There are a few very concrete and useful steps that we could envisage taking in the next few months. First, there is gathering consensus around the realisation that an EU of imposed austerity is a recipe for disaster. But what to do instead? Many parties, movements, intellectuals, citizens are actively working on this issue all over the EU. People and institutions produce hundreds of debates, documents, papers and appeals. But little is done to put all this in a (relatively) common basket; we need to give to all these ideas and faces behind the ideas the visibility of a ‘European’ campaign supported by a large number of people (and voters). We as European Greens are very interested in the building of a large alliance around three simple titles: regulate and shrink finance; a green new deal, that is to say invest in the ecological reconversion of the economy and society; and political integration of the EU towards an open, democratic federal system (which has absolutely nothing in common with a bureaucratic super-state).
We have to pursue and deepen the work we started with the Forum in Brussels on June 28 “ another road for Europe” and try to build a large European debate about what are the concrete proposals to govern the EU, by linking them to the worries of peoples at national or local level.
At the same time, we have to take the initiative into our hands on the “constitution” of Europe. The June European Council Conclusions say that member state governments are the “owners” of the treaties. They have entrusted Van Rompuy, Barroso, Draghi, Juncker, four conservative men, to come up with proposals of changes to the economic governance of the EU in the autumn, completely bypassing the European Parliament, national parliaments and civil society in the process. We already know what they will come up with: too little, too late and simply wrong.

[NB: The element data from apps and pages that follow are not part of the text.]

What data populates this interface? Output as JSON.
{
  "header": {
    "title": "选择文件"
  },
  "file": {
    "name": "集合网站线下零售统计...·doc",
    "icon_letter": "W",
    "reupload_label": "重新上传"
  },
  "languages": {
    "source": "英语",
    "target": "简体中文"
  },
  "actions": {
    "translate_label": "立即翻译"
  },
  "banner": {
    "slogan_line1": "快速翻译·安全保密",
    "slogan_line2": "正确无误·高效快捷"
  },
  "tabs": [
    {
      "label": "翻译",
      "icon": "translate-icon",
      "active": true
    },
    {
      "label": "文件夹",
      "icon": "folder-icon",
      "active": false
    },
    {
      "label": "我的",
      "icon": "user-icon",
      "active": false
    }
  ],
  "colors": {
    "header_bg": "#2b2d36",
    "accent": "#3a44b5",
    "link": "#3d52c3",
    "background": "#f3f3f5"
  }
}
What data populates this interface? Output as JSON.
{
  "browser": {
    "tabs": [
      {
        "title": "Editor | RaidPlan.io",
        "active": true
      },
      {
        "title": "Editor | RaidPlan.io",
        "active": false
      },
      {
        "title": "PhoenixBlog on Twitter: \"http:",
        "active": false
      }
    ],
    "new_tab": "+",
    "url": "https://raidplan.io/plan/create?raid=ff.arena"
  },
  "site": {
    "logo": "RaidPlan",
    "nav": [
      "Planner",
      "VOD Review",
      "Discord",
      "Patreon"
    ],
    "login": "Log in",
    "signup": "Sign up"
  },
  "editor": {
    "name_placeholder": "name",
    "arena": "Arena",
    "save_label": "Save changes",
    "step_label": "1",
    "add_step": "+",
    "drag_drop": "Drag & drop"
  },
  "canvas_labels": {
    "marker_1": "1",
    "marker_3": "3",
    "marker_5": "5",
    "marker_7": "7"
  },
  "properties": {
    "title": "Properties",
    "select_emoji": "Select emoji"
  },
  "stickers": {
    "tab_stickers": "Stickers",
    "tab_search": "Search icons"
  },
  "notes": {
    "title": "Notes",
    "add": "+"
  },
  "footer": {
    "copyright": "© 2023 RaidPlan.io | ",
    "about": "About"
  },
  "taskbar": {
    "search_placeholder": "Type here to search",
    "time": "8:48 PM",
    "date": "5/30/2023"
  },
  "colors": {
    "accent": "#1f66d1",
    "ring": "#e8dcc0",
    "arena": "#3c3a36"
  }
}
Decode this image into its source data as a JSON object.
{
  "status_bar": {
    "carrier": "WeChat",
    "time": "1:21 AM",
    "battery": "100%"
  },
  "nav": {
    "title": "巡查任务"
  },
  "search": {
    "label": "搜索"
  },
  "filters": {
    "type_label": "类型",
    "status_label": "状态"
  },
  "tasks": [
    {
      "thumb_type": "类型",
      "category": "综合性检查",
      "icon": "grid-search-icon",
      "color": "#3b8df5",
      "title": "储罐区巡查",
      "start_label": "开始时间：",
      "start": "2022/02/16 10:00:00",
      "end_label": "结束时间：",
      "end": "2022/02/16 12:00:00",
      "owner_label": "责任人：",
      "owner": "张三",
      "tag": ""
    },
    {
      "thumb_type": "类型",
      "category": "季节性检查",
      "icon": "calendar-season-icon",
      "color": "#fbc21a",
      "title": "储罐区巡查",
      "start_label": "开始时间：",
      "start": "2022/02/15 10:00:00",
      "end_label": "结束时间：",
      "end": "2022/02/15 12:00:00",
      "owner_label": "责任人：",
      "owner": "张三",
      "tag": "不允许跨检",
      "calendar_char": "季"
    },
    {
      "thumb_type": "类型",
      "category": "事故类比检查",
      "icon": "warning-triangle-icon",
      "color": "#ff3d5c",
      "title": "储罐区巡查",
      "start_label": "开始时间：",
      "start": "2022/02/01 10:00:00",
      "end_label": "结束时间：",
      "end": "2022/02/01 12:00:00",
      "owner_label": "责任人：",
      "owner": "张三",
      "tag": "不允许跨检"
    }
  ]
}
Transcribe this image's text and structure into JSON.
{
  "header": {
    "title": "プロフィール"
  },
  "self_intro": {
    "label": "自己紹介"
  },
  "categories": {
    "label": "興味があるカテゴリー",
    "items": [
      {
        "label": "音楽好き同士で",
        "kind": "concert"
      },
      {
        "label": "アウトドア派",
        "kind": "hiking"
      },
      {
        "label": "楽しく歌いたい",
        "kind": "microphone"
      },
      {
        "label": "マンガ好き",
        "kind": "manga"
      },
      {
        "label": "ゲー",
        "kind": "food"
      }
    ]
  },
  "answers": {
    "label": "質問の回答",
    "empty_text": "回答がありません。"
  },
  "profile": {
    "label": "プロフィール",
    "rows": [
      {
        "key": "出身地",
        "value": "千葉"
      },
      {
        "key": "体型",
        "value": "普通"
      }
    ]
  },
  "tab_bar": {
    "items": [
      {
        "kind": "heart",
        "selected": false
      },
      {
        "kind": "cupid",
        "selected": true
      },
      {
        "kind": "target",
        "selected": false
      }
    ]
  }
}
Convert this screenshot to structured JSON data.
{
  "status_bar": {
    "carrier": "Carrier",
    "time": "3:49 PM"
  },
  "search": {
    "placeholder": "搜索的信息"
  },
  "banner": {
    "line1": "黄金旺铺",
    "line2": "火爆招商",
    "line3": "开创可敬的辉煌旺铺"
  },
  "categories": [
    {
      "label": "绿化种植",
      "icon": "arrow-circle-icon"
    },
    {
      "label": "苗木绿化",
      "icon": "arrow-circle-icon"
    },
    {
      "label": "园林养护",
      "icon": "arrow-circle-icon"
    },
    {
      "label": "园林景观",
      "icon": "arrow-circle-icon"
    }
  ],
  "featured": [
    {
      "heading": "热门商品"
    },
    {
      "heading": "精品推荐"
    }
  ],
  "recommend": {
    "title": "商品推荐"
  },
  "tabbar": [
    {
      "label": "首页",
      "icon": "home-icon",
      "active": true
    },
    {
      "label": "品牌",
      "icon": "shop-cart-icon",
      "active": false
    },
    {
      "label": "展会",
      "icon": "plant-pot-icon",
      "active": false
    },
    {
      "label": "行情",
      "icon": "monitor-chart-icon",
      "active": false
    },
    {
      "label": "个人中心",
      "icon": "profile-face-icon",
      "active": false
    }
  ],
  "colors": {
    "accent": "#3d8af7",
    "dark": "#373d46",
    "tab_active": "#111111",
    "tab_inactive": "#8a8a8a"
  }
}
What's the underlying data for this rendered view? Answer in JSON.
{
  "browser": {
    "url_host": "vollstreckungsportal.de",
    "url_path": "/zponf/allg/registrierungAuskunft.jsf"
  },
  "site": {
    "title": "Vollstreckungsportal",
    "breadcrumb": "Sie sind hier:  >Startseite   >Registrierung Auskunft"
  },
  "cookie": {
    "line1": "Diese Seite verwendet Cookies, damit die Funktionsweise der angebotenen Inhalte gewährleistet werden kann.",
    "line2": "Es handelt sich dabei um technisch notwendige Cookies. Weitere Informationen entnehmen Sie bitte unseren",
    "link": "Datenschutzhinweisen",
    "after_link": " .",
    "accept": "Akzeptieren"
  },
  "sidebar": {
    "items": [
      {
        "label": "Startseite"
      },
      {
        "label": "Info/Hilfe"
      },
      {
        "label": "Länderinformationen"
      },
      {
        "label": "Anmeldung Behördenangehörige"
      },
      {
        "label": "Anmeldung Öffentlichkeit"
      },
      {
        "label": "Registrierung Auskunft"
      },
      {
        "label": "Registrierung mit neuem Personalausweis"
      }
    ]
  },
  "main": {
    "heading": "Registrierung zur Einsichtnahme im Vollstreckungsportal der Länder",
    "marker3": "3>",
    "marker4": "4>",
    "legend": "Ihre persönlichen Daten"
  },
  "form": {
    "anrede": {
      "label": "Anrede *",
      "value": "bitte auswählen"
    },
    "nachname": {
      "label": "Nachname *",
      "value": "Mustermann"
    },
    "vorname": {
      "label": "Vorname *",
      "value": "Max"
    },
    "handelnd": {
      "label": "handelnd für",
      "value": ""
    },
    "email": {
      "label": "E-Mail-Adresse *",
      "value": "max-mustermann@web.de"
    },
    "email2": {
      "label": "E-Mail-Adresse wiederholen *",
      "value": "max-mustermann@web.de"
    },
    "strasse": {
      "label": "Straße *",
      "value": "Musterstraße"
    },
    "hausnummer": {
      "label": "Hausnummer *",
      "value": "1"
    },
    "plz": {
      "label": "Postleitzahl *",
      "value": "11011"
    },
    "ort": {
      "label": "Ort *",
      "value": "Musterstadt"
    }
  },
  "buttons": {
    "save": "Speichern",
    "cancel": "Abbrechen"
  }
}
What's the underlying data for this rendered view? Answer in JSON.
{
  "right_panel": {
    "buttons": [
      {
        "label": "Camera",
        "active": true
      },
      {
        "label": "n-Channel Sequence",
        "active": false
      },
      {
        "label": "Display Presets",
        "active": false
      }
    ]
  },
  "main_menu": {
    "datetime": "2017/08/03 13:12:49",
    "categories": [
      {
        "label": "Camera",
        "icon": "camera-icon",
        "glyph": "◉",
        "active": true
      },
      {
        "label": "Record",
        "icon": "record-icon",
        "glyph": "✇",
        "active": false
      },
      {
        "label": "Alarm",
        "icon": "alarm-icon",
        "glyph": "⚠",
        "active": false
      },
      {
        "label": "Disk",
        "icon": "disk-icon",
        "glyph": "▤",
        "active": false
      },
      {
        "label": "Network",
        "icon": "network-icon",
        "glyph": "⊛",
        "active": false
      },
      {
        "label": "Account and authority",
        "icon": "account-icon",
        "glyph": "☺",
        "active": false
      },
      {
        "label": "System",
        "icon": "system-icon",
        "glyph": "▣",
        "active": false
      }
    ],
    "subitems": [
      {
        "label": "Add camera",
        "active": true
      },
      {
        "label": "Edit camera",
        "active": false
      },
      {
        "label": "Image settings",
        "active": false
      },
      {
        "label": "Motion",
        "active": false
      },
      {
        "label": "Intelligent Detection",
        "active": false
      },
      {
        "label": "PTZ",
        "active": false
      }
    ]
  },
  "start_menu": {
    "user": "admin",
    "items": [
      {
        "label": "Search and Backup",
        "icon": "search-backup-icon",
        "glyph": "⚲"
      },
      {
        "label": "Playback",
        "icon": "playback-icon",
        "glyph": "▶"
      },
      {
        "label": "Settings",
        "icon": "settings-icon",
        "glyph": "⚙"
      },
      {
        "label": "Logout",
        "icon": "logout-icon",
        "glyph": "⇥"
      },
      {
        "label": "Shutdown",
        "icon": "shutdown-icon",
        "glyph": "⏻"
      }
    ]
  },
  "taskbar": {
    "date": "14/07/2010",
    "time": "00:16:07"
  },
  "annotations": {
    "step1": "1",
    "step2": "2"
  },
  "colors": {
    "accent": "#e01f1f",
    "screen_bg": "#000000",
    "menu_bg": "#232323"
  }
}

We should enter this process. The European Parliament has the powers according to the Treaty of Lisbon to come up with proposals to reform the EU, but it seems to lack courage and vision. We have to push it to wake up and act, opening its doors to the ideas and initiatives of organised civil society and working as the defender of the interests of we Europeans. The proposal to create transnational lists for the next EP elections lies forgotten in a drawer waiting for better times. We have to encourage MEPs to adopt a new electoral procedure making it possible to create a real ‘European’ constituency soon: otherwise the calls for ‘European democratic politics’ will forever remain empty words. 2014 advances on us, and we have to make of the next European election campaign not a boring mega-pool on the level of consensus of each national party or an open field for euro-sceptic forces, but an opportunity to counterpose competing options for Europe and to mobilize voters on choices that will assuredly directly touch their everyday lives.
We have to open a debate about the need for a new Convention or a Constituent Assembly as the right way to reform the EU, taking away from governments acting behind closed doors the “ownership” of the European project. It will not be easy to convince many parties and organisations to start acting as if taking fortress Europe would be a much more important challenge than winning national elections. But it is the only chance we have to save the EU, the euro… and us Europeans.
 The possibility that a part of the MEPs is elected on the basis of european lists (Duff report)